The Right Type of Tapering

Ramesh Ponnuru and I have a new article at the New Republic where we argue the Fed should not consider tapering unless it is tied to a NGDP level target. If the target were based on pre-crisis trends over the "Great Moderation" period, then the dollar size of the economy is about 10% too small. If it is based on the CBO's full-employment level of NGDP then it is about 6% short. Either way, there is still a large aggregate nominal expenditure shortfall. The FOMC should make tapering conditional on closing this gap.

The FOMC and Bernanke, however, signaled a different type of tapering last week that sent the markets into a tailspin.Yes, Bernanke said the tapering would be based on the pace of recovery, but he also mentioned a timetable which raised questions about whether monetary policy will truly be state contingent. There may have more than this tapering confusion that rattled markets--such as China's tightening of policy--but the Fed clearly failed to signal a future path of monetary policy consistent with supporting the ongoing recovery. This is more passive tightening of monetary policy. 

The Fed should realize it is not doing it right when The Telegraph's Ambrose Evans-Pritchard, President James Bullard, and IMF Managing Director Christine Largarde all agree the FOMC botched it last week. The Fed can make this right by talking up the right type of tapering. The kind that is conditional on closing the NGDP gap.


  1. Imagine if Bernanke instead delivered a speech in which he highlighted his resolve to "taper up" if conditions in the future warranted it. In other words, sent a signal that he was open to increasing the level of monthly QE.

    Jeez! Why is the Fed always hinting that there is an end to the QE road?

    Let's see:

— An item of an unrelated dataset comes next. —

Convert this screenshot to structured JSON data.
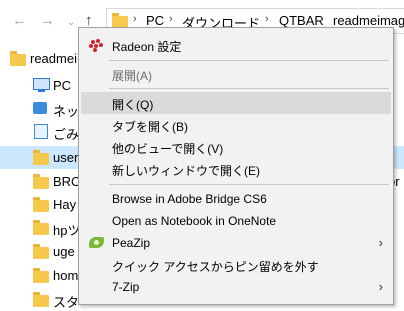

    QE the market loves it
    QE the economy loves it
    QE pays down national debt
    QE decreases unemployment
    QE seems to have no inflationary effect so far, we are at 0.7 percent PCE y-o-y. If it gets any lower than this we will need a microscope to see inflation. Or whatever the opposite of a periscope is, as we will be in deflation.

    So the Fed and Bernanke should...hint that QE is ending soon?

    Central bankers should not be allowed at the steering wheel of any central bank.....

    1. QE won't have a inflationary effect unless the yield curve steepens which bounces economic activity.